WORK INSTRUCTION
Find the string "infurnia" in the data, then copy every line where it is found.

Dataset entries
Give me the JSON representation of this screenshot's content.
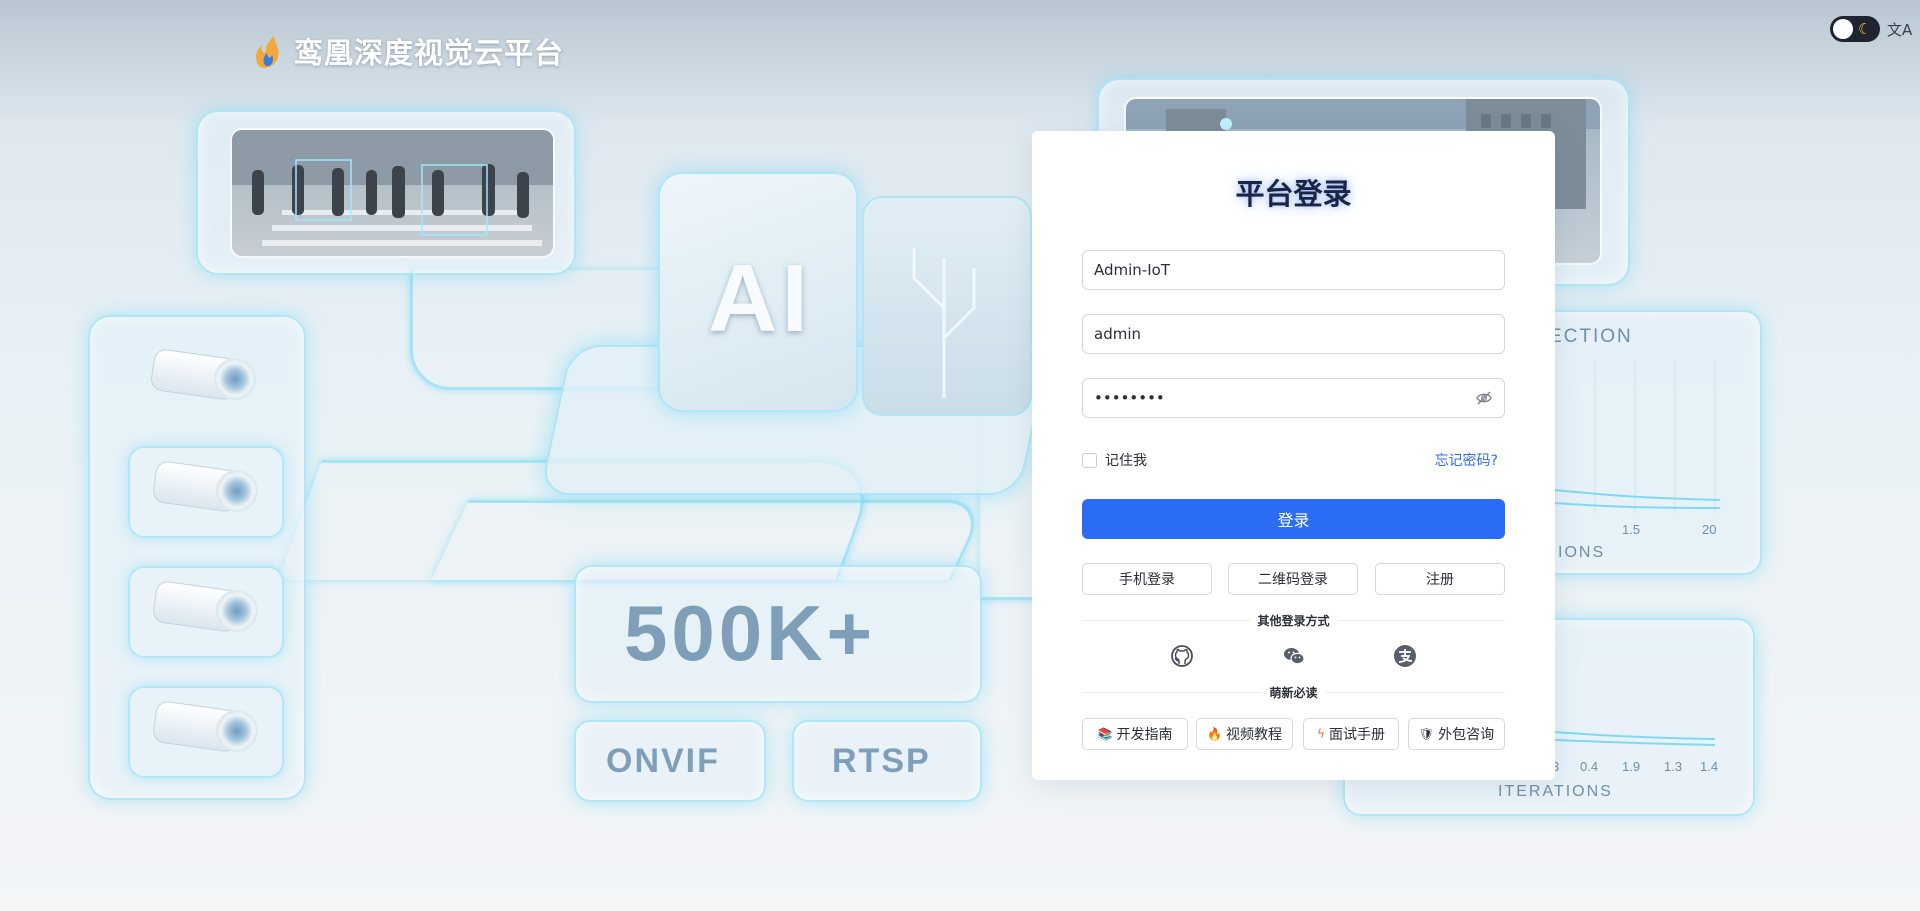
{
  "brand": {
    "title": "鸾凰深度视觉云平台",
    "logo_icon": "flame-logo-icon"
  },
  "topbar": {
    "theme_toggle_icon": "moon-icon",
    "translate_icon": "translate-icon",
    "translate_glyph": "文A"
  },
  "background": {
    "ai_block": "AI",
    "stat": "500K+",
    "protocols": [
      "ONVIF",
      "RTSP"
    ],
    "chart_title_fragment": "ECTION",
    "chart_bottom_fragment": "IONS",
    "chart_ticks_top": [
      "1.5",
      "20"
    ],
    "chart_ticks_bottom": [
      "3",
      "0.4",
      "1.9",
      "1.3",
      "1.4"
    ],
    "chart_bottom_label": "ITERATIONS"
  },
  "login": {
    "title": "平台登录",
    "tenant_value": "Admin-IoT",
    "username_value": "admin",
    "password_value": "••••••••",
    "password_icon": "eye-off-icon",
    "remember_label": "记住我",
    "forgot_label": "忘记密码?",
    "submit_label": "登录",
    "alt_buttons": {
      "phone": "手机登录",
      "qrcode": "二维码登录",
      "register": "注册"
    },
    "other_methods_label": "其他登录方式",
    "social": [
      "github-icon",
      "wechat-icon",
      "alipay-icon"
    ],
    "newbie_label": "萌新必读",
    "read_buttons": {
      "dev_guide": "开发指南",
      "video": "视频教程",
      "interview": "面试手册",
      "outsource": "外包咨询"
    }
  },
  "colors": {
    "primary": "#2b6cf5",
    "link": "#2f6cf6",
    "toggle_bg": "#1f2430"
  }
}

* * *

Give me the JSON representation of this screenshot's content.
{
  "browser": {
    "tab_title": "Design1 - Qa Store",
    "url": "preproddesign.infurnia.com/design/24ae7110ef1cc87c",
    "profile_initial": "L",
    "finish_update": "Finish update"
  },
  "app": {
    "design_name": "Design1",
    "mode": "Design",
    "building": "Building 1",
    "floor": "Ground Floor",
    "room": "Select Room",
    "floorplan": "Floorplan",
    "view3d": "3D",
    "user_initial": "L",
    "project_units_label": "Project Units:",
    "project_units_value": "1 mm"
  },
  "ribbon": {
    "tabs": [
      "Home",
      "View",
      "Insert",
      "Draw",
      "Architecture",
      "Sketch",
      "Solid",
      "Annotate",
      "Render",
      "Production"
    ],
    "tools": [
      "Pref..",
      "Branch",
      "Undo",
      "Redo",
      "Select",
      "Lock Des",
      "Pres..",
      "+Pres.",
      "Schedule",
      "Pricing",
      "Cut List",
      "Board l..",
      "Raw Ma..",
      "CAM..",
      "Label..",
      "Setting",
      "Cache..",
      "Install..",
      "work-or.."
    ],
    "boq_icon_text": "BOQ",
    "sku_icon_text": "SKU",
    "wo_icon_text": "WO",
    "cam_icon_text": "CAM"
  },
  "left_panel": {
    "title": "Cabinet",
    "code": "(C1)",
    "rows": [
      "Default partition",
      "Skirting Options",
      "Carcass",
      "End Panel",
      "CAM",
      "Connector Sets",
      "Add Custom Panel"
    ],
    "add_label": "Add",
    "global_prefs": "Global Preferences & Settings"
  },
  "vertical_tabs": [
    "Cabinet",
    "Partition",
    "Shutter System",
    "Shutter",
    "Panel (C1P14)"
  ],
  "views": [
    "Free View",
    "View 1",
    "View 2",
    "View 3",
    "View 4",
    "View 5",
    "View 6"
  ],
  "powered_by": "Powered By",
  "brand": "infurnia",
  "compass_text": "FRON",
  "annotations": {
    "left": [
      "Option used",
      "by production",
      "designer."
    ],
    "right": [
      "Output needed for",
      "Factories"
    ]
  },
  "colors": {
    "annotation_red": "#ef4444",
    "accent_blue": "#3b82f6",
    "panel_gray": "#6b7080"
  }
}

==

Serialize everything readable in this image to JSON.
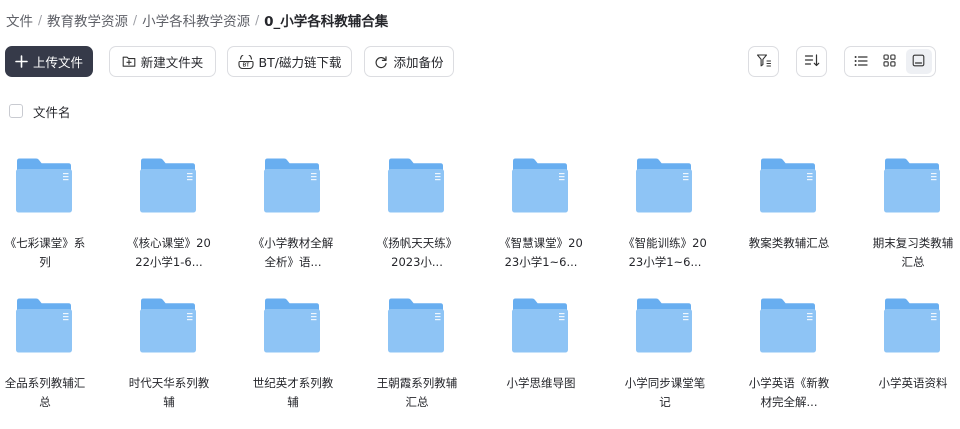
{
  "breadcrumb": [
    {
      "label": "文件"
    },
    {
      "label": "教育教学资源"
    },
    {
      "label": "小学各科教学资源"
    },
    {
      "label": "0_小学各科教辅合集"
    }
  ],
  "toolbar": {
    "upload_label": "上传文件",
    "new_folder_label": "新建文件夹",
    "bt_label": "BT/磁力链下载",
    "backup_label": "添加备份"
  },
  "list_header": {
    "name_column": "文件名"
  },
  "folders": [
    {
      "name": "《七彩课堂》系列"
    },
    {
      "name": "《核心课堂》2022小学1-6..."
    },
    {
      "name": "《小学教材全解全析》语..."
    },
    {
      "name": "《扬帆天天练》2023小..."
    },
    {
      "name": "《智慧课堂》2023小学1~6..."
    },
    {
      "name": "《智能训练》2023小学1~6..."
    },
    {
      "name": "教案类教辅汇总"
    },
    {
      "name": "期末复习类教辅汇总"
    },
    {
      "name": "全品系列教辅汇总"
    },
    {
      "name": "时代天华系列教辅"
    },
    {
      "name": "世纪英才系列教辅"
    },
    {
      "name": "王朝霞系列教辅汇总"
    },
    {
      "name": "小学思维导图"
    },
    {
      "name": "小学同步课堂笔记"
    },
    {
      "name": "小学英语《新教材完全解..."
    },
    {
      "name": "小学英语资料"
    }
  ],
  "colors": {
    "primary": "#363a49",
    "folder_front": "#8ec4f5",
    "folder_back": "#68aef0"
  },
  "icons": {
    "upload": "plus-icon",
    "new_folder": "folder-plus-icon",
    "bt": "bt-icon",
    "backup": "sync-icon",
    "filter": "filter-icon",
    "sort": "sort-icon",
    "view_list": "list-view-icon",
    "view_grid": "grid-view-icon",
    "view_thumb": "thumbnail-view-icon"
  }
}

SOLUTION
    "url": "preproddesign.infurnia.com/design/24ae7110ef1cc87c",
  "brand": "infurnia",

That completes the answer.